Native American Fiber Program

Goose -the logo for Native American Fiber Program
Goose -the logo for Native American Fiber Program

Logo of the Native American Fiber Program

Indigenous people throughout the North American continent have cultivated, created, and propagated numerous fibers for a wide variety of practical uses long before the arrival of European settlers. From clothing, basketry, netting, and building materials, the fiber innovations and knowledge that maintained Indigenous existence often included cultivation, propagation, generational skill and knowledge bases, and an understanding of place-based lands and environments. Plant based fibers are as numerous as the Indigenous communities who steward them. These practices, unfortunately, have largely been displaced through the removal of Indigenous people from their lands, acculturation of Indigenous communities into mainstream capitalist systems, and the introduction of replacement materials such as metals and plastic. However, there are pockets of Indigenous fiber practitioners who maintain and build upon these long-standing fiber practices.

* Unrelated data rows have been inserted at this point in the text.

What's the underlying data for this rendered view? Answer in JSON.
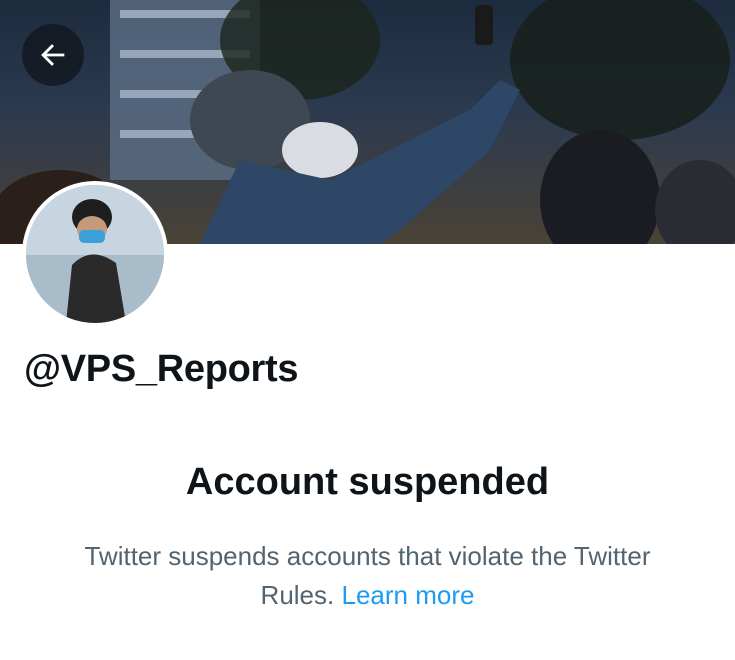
{
  "profile": {
    "handle": "@VPS_Reports"
  },
  "notice": {
    "title": "Account suspended",
    "description": "Twitter suspends accounts that violate the Twitter Rules.",
    "link_label": "Learn more"
  },
  "icons": {
    "back": "arrow-left-icon"
  },
  "colors": {
    "text_primary": "#0f1419",
    "text_secondary": "#536471",
    "link": "#1d9bf0",
    "back_button_bg": "#0f1419"
  }
}
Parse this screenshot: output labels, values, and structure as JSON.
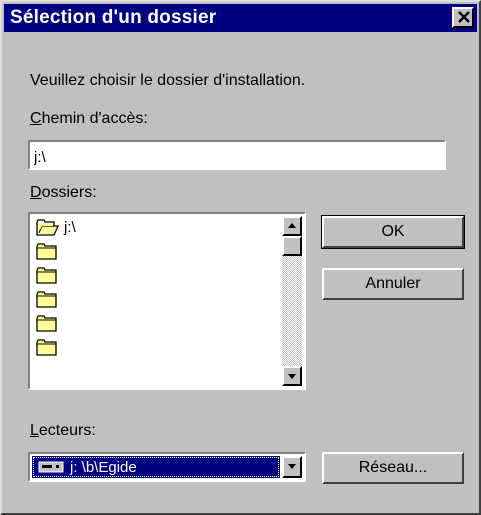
{
  "window": {
    "title": "Sélection d'un dossier"
  },
  "instruction": "Veuillez choisir le dossier d'installation.",
  "path": {
    "label_hotkey": "C",
    "label_rest": "hemin d'accès:",
    "value": "j:\\"
  },
  "folders": {
    "label_hotkey": "D",
    "label_rest": "ossiers:",
    "items": [
      {
        "name": "j:\\",
        "icon": "open-folder-icon"
      },
      {
        "name": "",
        "icon": "folder-icon"
      },
      {
        "name": "",
        "icon": "folder-icon"
      },
      {
        "name": "",
        "icon": "folder-icon"
      },
      {
        "name": "",
        "icon": "folder-icon"
      },
      {
        "name": "",
        "icon": "folder-icon"
      }
    ]
  },
  "buttons": {
    "ok": "OK",
    "cancel": "Annuler",
    "network": "Réseau..."
  },
  "drives": {
    "label_hotkey": "L",
    "label_rest": "ecteurs:",
    "selected": "j: \\b\\Egide",
    "icon": "network-drive-icon"
  },
  "colors": {
    "titlebar": "#000080",
    "face": "#c0c0c0",
    "folder": "#ffff99"
  }
}
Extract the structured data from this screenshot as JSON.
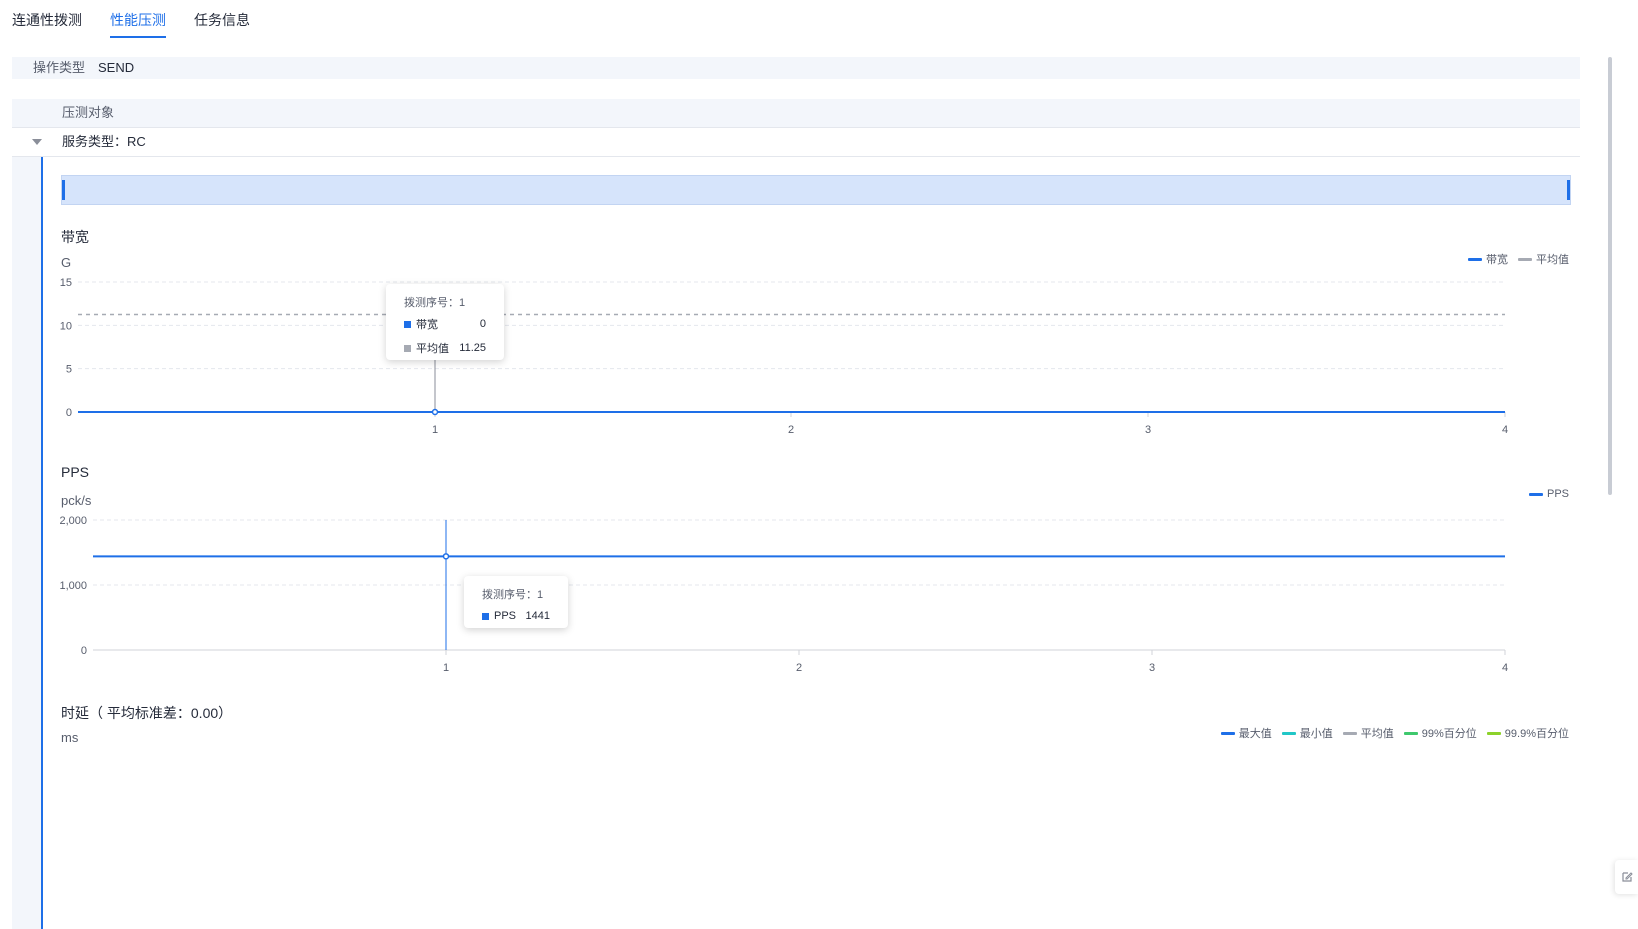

The purpose of the Native American Fiber Program is to support communities and practitioners who still maintain place-based fiber practices, as well as support the production of fiber in tribal communities utilizing regenerative agriculture practices. It’s mission is to perpetuate Indigenous fiber knowledge, arts, and economic opportunities.

Oneida Hemp Fiber Farm, 2019

The Native American Fiber Program has two components:

  • The Tribal Hemp Project is focused on developing a hemp industry that would serve both Indian Country development and nation-wide markets, with a priority on economic development in Indian Country. The project focuses on creating an entire supply chain within Indian Country that serve Indian Country, from the growing of raw materials, financing, value added product development, and eventually product market.
  • The Traditional Indigenous Fiber Project is focused on cultivating, supporting, and protecting traditional Indigenous fiber skills, communities, and practices. Because of issues around land access, environmental degradation, cultural assimilation, and competing interests, many traditional indigenous fiber arts are being replaced, reduced, and forgotten. Traditional indigenous fiber production practices foster regenerative agriculture and environmental stewardship, while also providing an important alternative to destructive plastics.